In 2017, former Cal Poly student Cameron Geehr filed a class-action lawsuit on behalf of the tenants of The SLO Student Living against Home Sweet Home, Inc., the former owners of the apartment complex located on Foothill Boulevard and Santa Rosa Street.

The case was settled in December 2018, allowing a reimbursement of up to $700,000 for the tenants who leased apartments in The SLO between Aug. 1, 2017 and July 31, 2018. Each resident received notice of the court decision along with the option to accept, exclude themselves from or object the settlement.

Mechanical engineering junior and tenant during the 2017-2018 school year Ben Thompson said that his experience living at The SLO was not pleasant.

“It wasn’t as expected — the apartment itself,” Thompson said. “They showed us this really nice model apartment and then when we got there, there was a lot of chipped paint or random nails in the wall or just a lot of signs of [the building of the unit] being rushed.”

Video by Natalie Young

Thompson said he and his roommates plan on accepting the settlement and no longer live at The SLO.

Joe Ferrentino, the lawyer who represented Geehr in the lawsuit, said the court decision does not apply to the occupants of The SLO during the 2018-2019 school year.

“I will tell you that as far as the code violations that were the subject of the lawsuit, most of those have been repaired,” Ferrentino said. “The City of San Luis Obispo would not allow the students to move in in 2018-2019 unless the owner got the correct permits.”

Austin Linthicum | Mustang News

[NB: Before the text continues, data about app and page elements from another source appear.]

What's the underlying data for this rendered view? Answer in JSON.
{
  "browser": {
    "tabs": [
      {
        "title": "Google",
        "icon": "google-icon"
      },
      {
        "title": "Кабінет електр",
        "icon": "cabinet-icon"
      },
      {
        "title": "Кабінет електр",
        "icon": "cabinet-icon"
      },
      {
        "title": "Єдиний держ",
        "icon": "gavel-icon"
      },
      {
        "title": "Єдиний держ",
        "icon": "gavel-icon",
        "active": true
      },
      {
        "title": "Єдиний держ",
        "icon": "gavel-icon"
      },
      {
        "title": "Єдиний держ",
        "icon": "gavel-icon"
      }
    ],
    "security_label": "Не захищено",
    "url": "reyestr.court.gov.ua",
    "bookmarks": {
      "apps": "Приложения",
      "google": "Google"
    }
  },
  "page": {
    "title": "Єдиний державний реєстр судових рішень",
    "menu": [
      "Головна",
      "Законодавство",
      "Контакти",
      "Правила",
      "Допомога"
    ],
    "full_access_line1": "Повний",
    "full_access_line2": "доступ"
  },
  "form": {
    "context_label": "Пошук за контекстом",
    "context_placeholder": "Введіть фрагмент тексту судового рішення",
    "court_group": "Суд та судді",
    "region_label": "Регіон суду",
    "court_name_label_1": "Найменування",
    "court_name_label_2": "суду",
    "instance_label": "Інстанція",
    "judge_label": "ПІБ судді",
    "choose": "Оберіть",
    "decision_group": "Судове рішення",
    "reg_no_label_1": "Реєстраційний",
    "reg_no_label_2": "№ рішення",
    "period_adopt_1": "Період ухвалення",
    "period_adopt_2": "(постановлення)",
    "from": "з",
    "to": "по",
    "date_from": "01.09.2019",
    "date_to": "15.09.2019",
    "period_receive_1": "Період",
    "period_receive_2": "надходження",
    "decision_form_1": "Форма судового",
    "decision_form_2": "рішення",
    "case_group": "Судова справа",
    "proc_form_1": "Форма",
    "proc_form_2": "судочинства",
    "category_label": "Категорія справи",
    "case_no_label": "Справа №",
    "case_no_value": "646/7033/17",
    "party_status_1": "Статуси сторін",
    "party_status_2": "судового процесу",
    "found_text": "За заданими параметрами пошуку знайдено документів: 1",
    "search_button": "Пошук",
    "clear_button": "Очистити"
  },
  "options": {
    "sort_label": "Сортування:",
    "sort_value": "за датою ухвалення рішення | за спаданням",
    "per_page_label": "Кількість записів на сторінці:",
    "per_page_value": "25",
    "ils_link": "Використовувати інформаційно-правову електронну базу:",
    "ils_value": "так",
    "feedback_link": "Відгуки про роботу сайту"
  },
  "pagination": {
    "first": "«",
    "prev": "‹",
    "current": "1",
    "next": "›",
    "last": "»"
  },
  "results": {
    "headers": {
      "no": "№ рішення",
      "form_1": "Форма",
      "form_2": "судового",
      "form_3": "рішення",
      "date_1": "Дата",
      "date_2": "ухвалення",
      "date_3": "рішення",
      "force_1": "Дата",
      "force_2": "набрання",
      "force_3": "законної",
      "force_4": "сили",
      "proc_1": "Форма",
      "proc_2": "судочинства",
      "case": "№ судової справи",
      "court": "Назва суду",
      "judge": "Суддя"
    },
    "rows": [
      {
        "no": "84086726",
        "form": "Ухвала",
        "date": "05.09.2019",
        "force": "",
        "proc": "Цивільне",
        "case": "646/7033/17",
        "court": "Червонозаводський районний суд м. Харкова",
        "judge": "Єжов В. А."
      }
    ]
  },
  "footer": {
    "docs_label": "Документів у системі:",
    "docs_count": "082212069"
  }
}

The SLO Tribune recently released a video courtesy of Cameron Troost, a current college student residing in the apartment complex for the 2018-2019 school year, revealing unsafe living conditions in his own unit. The video features shots of black and brown water filling the sink, loose wires and power outlets, unannounced construction and a broken fire alarm sounding in the middle of the night — Thompson also recalled the latter event, saying that security responded by asking if the fix could “wait until the morning.”

Despite the complaints, the effects of the lawsuit are invalid in relation to any issues that current tenants may face, Ferrentino said.

“Any claims by [students in the 2018-2019 school year] would not affect the settlement,” Ferrentino said. “They should make those complaints to the owner.”

Leave a comment

Your email address will not be published.